After a day spent running errands in the rain, this warm LEGO bath built by Isaac W. looks so inviting. I love all the great techniques employed here. The upside-down sloped panel for the sink is wonderful! I don’t know if I’ve ever seen that part used in such a perfect way. The design on the cabinet to the right is beautiful, managing to use window inserts without the associated frame thanks to a great connection. And, while it may be simple, the bottle of shampoo is the exact splash of lavender this build needed.
When you think of the Victorian era, you might think of the glamour of steam trains, big mustaches, and even bigger tophats. What you might not think of is something we take for granted nowadays – the humble bathroom, still something of a luxury back then. Even the most well-to-do might only bathe once a month. And what better place to do so than in Marcin Otreba‘s stylish LEGO bathroom? The goldwork makes it look fit for royalty! Just make sure they don’t spot that two of their crowns have been used for a vase and light fitting base. The tiling could perhaps use a touch-up as well. Despite its opulent glamour, it feels lived-in, as if many a minifigure has washed here. In a way, that makes the build all the more impressive!
As much as I love the LEGO Harry Potter sets I have to admit one thing. The scale they are built in does not lend itself to adding the amount of details I’d love to see. LEGO fan creations however never stop to amaze me. One of these creations is Moaning Myrtle by Caleb Schilling. Caleb built the prefects’ bathroom from Harry Potter and the Goblet of Fire. The use of the white half round tiles to add marble details to the bathtub wall looks splendid. It is also nice to see the Fabuland flask being used in a modern day creation. It is a bit bigger than minifigure scale but it works perfectly in this setting. Using old school lace fences to create the stained glass windows is a really nice touch. I love how the light appears to be peeking through all the trans clear plates.
After a hard day at work it’s nice to sit and…um…write and edit for Brothers Brick. Ok, maybe tonight is a no-go, but on my nights off, I ought to take the advice of LEGO builder Adrian Drake, clear my calendar and soak in a tub. He has presented a large-scale diorama of a lady relaxing in a bubble bath. The bubbles, the shape of the tub, the faucet, even the scenery out the window are all top notch. My favorite detail, however, is the diamond checker pattern on the floor. It’s not an easy feat when LEGO bricks prefer to be laid out at ninety degree intervals. While ladies are typically more fond of bubblebaths than men, I’d like to remind the fellas that you ought to treat yourself to a hot soak occasionally, even if you are a surly Sasquatch of a dude like me. Wine and candles may enhance the relaxing experience. But remember, always burn candles responsibly.
When I was a kid I fondly remember the Playmobil houses my friends used to own. You couldn’t build anything from them but they were packed with small little details, which I loved! I always wondered if LEGO would ever produce something of that sort. LEGO never did but Jonas Kramm sure did! Let’s get started!

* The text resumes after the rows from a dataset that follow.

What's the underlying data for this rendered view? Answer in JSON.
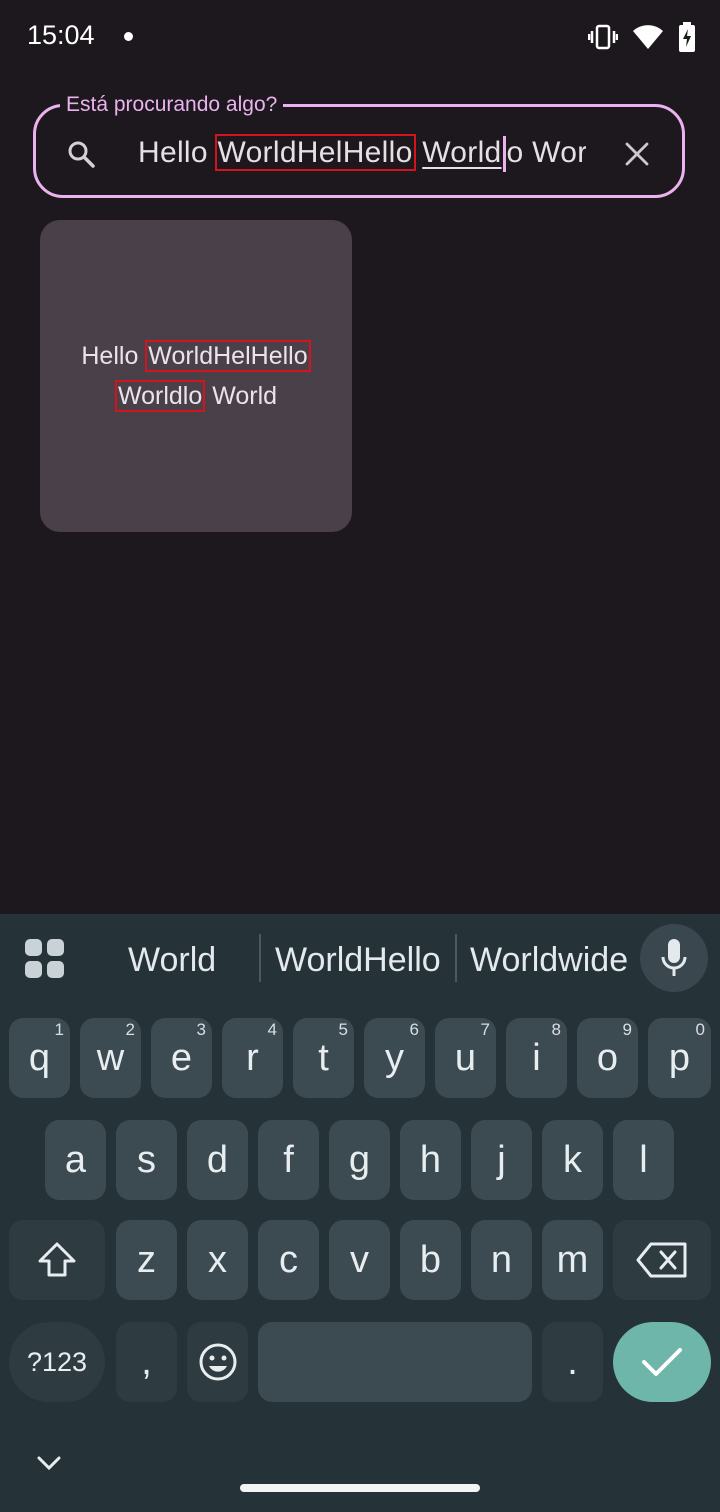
{
  "status_bar": {
    "time": "15:04"
  },
  "search": {
    "label": "Está procurando algo?",
    "text_plain_1": "Hello ",
    "text_boxed": "WorldHelHello",
    "text_plain_2": " ",
    "text_underlined": "World",
    "text_plain_3": "o World"
  },
  "result_card": {
    "plain_1": "Hello ",
    "boxed_1": "WorldHelHello",
    "boxed_2": "Worldlo",
    "plain_2": " World"
  },
  "keyboard": {
    "suggestions": [
      "World",
      "WorldHello",
      "Worldwide"
    ],
    "row1": [
      {
        "k": "q",
        "n": "1"
      },
      {
        "k": "w",
        "n": "2"
      },
      {
        "k": "e",
        "n": "3"
      },
      {
        "k": "r",
        "n": "4"
      },
      {
        "k": "t",
        "n": "5"
      },
      {
        "k": "y",
        "n": "6"
      },
      {
        "k": "u",
        "n": "7"
      },
      {
        "k": "i",
        "n": "8"
      },
      {
        "k": "o",
        "n": "9"
      },
      {
        "k": "p",
        "n": "0"
      }
    ],
    "row2": [
      "a",
      "s",
      "d",
      "f",
      "g",
      "h",
      "j",
      "k",
      "l"
    ],
    "row3": [
      "z",
      "x",
      "c",
      "v",
      "b",
      "n",
      "m"
    ],
    "symbols_label": "?123",
    "comma": ",",
    "period": "."
  }
}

There are a couple of things that I envy about this build by Krzysztof J. First and foremost is that bathtub. Owning a giant claw-footed tub like that is long term goal for me. But, just behind that material greed, is envy of the skill involved in rendering this scene. Creating human-proportioned figures out of LEGO is no easy feat, and there are some great techniques in play here. In particular, I like the Aztec shield earrings and the wedges for hands. The way the balance of the figure is hidden beneath the surface of the 1×2 brick “water” disguises necessary seams and provides just a touch of privacy to an intimate moment.
But back to that tub. I love the gently sloping angles on the sizes, the sturdy construction of the legs, and the attention to detail in the overflow drain and hand-held faucet. Little touches like the alternation between solid and hollow studs in the detailing at the bottom of the basin add just the right touch of realism.
The rest of the scene is also worth investigating. The pump-soap dispenser makes great use of transparent 2×2 brick, and the bath mat feels like it has the right texture. Even the base is pretty sweet, with a nice inlaid tile floor. Next time I try and relax, I only hope I can do so in such nice surroundings.
Indoor plumbing is the best invention since…well, indoor plumbing. You can flush away all your troubles and it all goes away-somewhere. Out of sight, out of mind, right? But sometimes your troubles come back to haunt you. That’s when you got to call in the professionals. They’ll charge you an arm and a leg but…whaddaya gonna do? Martin van Wezel has built a dynamic LEGO vignette of a scene we can only hope will never happen to us. The good news is if you were looking for a dramatic water fountain in your bathroom like rich people have in their gardens, then this scenario has you covered. It looks like Martin simulated the water gush using energy effects; parts currently only available in five sets in this color.